#### [TASK BRIEF]
All lines holding the word "Tools" are to be copied from the records beneath.

#### [DATA SUPPLIED]
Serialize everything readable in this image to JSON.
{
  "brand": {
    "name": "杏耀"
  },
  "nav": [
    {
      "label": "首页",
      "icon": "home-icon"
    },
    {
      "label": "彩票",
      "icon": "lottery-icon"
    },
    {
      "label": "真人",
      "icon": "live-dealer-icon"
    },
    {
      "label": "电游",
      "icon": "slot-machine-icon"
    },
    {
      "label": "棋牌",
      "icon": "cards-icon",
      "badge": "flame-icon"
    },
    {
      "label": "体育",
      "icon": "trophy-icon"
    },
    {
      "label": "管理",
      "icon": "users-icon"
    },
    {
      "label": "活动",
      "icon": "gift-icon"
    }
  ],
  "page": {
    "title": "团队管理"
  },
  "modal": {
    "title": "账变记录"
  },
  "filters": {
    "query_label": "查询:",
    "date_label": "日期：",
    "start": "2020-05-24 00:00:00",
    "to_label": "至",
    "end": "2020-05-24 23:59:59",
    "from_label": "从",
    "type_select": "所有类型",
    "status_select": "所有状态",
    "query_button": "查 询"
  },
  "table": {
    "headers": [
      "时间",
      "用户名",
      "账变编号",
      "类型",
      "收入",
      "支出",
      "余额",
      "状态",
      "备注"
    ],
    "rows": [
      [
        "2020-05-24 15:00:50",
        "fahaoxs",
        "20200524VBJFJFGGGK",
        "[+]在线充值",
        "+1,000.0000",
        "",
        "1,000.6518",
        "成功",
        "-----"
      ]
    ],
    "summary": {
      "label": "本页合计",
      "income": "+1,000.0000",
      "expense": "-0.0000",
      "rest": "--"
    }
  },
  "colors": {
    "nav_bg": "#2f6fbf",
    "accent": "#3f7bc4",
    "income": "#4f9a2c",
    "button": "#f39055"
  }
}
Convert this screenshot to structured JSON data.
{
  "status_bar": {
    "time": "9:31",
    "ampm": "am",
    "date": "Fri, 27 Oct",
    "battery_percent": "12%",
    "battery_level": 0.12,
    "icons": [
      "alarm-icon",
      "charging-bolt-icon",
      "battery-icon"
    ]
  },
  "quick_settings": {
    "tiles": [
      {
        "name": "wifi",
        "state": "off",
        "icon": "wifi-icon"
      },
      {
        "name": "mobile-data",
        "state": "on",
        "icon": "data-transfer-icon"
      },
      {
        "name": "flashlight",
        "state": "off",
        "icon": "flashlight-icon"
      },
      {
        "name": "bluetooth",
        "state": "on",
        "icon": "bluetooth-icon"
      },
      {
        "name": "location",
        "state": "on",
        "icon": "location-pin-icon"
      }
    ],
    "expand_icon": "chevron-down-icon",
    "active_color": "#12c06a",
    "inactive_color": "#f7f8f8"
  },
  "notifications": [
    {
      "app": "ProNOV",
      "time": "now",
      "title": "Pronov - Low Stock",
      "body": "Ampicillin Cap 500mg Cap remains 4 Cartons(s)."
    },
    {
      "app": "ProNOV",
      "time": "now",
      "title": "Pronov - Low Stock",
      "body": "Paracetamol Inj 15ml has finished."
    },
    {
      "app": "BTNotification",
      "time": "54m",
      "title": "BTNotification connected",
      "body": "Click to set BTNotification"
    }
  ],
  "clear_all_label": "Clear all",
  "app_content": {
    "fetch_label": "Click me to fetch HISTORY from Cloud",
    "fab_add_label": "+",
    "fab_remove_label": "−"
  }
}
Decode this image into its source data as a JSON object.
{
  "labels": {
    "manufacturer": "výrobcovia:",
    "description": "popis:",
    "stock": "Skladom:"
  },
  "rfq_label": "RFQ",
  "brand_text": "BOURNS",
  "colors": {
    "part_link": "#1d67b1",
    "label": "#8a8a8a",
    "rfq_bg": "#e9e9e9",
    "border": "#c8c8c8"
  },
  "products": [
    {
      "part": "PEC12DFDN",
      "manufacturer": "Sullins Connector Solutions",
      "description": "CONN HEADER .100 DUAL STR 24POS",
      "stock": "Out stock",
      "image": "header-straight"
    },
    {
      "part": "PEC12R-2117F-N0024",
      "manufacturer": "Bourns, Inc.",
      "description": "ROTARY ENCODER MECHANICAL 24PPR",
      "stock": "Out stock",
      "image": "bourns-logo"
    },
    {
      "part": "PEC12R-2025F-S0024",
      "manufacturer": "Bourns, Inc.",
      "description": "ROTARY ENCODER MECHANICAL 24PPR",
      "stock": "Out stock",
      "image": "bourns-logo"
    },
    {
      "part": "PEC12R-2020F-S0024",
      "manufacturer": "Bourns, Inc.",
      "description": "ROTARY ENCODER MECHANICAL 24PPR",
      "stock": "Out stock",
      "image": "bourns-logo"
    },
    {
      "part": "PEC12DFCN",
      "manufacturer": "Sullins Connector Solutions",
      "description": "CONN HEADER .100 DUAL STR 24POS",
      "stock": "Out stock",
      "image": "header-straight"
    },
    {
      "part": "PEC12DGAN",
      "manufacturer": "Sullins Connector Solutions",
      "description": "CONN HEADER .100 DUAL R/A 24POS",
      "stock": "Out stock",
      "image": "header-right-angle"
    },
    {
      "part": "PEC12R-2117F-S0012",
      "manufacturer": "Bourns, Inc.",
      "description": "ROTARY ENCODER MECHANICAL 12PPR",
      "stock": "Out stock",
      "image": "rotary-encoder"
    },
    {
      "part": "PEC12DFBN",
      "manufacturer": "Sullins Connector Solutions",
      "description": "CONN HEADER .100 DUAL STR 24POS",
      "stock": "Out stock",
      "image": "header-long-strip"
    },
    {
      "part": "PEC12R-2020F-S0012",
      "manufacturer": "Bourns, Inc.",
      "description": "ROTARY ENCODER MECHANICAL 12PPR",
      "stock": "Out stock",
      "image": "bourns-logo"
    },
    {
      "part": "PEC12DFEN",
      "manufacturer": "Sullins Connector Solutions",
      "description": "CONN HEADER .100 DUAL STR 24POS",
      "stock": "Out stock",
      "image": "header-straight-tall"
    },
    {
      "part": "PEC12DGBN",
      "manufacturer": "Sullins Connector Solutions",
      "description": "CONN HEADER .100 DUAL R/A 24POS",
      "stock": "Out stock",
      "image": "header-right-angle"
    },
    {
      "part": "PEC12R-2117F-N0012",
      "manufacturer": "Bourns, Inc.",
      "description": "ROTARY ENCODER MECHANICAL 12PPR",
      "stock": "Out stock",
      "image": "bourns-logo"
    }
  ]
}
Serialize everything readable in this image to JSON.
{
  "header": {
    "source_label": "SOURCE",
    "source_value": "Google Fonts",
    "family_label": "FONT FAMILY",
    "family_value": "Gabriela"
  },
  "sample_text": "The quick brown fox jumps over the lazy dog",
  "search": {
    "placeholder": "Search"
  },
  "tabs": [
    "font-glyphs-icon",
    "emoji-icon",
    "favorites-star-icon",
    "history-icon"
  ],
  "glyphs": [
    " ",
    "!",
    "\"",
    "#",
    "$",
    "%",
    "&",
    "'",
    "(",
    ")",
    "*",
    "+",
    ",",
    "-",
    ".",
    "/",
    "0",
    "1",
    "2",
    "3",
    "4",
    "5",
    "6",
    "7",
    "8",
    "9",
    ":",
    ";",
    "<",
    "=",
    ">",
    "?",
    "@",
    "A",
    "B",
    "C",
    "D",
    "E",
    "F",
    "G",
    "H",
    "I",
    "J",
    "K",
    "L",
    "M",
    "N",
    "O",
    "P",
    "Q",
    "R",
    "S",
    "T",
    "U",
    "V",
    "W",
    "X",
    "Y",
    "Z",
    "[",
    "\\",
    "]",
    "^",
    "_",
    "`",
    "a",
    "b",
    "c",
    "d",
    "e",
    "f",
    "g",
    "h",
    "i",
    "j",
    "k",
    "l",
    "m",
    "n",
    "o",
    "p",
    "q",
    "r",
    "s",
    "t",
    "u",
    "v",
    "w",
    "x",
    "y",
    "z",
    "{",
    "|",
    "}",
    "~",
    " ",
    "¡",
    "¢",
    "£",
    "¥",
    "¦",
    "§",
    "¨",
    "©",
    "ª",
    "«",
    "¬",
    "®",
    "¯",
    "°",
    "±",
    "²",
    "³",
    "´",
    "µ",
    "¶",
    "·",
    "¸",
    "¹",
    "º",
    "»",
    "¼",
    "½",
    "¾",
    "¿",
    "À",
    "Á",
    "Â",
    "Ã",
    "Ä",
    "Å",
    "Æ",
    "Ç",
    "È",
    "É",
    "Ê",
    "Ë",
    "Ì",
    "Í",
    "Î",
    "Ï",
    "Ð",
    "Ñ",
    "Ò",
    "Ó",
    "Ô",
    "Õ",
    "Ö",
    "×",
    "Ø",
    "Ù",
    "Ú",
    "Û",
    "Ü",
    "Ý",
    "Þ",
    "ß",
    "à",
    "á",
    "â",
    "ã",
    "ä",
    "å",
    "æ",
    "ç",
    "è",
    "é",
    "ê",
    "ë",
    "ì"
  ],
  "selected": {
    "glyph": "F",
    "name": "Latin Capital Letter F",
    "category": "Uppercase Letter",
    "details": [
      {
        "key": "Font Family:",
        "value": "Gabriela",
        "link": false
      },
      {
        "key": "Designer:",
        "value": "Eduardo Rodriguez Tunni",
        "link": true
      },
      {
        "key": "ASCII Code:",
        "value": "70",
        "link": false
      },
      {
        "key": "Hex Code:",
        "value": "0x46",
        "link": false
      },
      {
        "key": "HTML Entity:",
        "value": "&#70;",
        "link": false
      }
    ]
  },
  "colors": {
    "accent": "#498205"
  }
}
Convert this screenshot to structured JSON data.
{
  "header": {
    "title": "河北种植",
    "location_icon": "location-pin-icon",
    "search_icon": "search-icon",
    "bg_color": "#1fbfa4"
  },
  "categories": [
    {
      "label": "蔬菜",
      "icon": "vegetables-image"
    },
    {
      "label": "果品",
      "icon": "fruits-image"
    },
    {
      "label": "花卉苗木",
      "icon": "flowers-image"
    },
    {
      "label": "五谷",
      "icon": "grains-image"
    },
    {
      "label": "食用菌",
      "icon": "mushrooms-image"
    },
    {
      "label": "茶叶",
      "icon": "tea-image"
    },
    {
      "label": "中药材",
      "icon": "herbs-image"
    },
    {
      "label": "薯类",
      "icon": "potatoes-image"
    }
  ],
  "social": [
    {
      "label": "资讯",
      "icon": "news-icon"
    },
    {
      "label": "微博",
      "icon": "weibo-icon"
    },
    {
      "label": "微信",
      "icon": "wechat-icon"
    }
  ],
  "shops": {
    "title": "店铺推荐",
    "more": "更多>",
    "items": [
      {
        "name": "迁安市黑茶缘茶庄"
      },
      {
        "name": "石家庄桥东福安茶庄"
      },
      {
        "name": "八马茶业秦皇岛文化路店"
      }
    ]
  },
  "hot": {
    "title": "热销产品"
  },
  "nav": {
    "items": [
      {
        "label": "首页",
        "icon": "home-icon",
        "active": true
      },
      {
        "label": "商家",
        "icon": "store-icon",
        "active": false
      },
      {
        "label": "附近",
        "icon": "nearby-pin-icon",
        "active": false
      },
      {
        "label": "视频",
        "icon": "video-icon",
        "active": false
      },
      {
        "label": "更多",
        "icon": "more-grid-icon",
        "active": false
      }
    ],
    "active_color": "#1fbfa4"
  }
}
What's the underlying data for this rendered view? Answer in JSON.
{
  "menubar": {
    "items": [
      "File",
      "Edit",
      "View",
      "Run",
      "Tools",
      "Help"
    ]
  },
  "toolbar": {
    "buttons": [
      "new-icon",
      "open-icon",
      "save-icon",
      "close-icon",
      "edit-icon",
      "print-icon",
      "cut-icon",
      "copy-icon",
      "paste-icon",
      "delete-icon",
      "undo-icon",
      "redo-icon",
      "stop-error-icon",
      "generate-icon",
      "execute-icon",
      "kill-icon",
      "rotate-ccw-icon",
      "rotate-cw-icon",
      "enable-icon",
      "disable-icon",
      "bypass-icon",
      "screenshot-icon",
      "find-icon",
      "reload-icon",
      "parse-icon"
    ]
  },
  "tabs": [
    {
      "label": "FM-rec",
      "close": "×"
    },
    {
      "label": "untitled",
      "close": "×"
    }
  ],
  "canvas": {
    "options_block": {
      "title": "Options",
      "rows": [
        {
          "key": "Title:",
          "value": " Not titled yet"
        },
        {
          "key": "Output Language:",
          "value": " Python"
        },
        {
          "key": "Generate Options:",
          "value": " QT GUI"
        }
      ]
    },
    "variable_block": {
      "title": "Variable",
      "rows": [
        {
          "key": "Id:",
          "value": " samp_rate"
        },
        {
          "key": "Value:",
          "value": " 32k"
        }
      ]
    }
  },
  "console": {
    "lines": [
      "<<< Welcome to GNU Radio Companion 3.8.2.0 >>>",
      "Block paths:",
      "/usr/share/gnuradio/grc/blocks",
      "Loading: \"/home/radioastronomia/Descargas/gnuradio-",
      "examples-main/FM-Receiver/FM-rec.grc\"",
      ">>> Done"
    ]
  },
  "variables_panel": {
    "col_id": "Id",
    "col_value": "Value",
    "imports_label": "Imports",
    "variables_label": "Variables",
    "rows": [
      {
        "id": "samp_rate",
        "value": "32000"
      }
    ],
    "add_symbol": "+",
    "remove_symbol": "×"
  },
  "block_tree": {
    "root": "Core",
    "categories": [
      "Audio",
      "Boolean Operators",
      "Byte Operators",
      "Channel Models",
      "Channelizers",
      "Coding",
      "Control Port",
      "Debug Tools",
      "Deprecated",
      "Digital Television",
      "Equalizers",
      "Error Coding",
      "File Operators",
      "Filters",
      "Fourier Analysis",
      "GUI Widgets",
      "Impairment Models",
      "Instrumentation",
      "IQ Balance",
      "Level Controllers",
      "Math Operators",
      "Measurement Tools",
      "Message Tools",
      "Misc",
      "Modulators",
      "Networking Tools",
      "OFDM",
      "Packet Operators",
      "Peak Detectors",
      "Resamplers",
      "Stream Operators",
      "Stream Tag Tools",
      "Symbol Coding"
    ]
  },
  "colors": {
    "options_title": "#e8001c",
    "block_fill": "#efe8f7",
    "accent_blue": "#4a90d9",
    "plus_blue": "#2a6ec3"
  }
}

#### [RESPONSE TO THIS TASK]
      "Tools",
      "Debug Tools",
      "Measurement Tools",
      "Message Tools",
      "Networking Tools",
      "Stream Tag Tools",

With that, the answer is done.